Lately, we have heard arguments suggesting that there are too many law students graduating and that’s why there’s an articling crisis. Indeed, that’s the justification that the Ontario government gave just this week when it rejected funding for Ryerson’s proposed law school. But how could there be too many law students when there are not enough lawyers and when there is an access-to-justice crisis? Here’s an idea.
Maybe, it’s not the number of law students that’s out of control. Maybe the problem is the burden faced by new lawyers — skyrocketing tuition fees, creeping licensing fees and crippling debt for new licensees. To this end, I would like to suggest that the way forward is increasingly to move toward placing experiential learning within law schools with a view to getting rid of articling altogether.

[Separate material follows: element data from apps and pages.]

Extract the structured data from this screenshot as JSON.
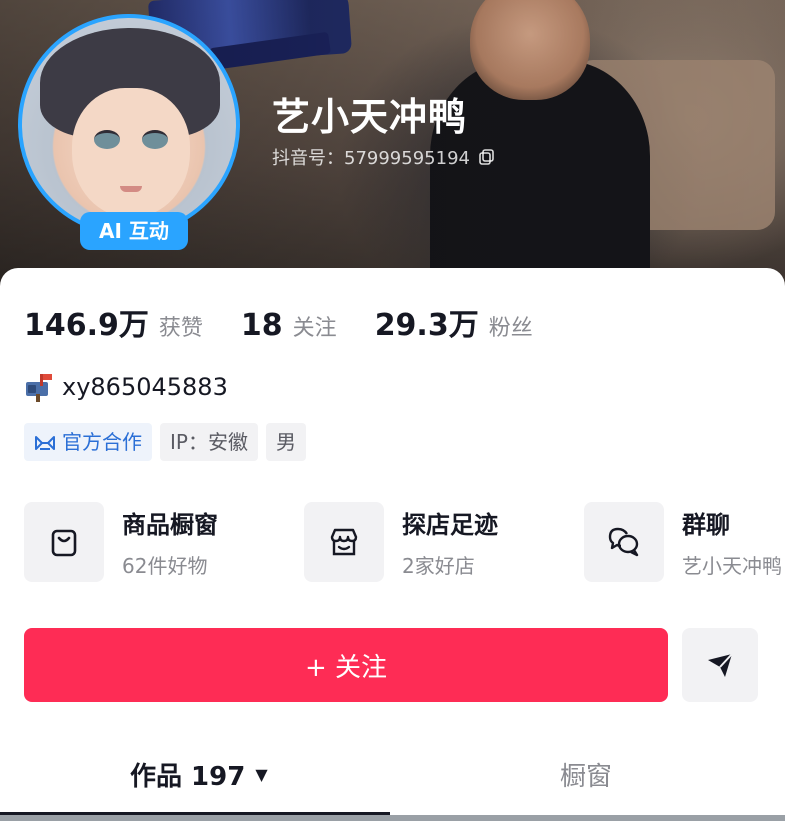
{
  "profile": {
    "nickname": "艺小天冲鸭",
    "douyin_id": "抖音号：57999595194",
    "ai_badge": "AI 互动"
  },
  "stats": [
    {
      "num": "146.9万",
      "label": "获赞"
    },
    {
      "num": "18",
      "label": "关注"
    },
    {
      "num": "29.3万",
      "label": "粉丝"
    }
  ],
  "bio": {
    "wechat": "xy865045883"
  },
  "tags": {
    "official": "官方合作",
    "ip": "IP：安徽",
    "gender": "男"
  },
  "entries": [
    {
      "title": "商品橱窗",
      "sub": "62件好物",
      "icon": "shopping-bag-icon"
    },
    {
      "title": "探店足迹",
      "sub": "2家好店",
      "icon": "store-icon"
    },
    {
      "title": "群聊",
      "sub": "艺小天冲鸭",
      "icon": "chat-bubbles-icon"
    }
  ],
  "actions": {
    "follow": "+ 关注",
    "share_icon": "send-icon"
  },
  "tabs": {
    "works": "作品 197",
    "showcase": "橱窗"
  },
  "colors": {
    "accent": "#fe2c55",
    "avatar_ring": "#2aa4ff"
  }
}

By incorporating articling into law schools, we could help solve the articling crisis. We could also be responding to the access-to-justice crisis by helping to educate and train more lawyers capable of responding to chronically underserviced, remote and marginalized communities.
Interestingly, the ongoing LSO Dialogue on Licensing has suggested various options for licensing models/approaches, but none has sought to either rely upon law schools to provide experiential learning or fold articling into law schools. This notable absence epitomizes the legal academic-professional golden handshake that has orphaned articling to be left to the whim of market forces.
At a recent debate at the University of Ottawa responding to the LSO’s Dialogue on Licensing where I participated as a discussant, one of the really hot button topics of the afternoon was the suggestion that experiential learning could happen within law schools. One law school dean categorically insisted that it was not the mandate of the law school to create practice-ready lawyers.
Technically, I agree that the law schools don’t have that role currently, but I wonder whether it is the responsibility of law schools — in collaboration with the law society and the private bar — to dedicate themselves to the task. Here, I have three thoughts for you to consider.
Firstly, law schools are already set up for this. Some law schools […]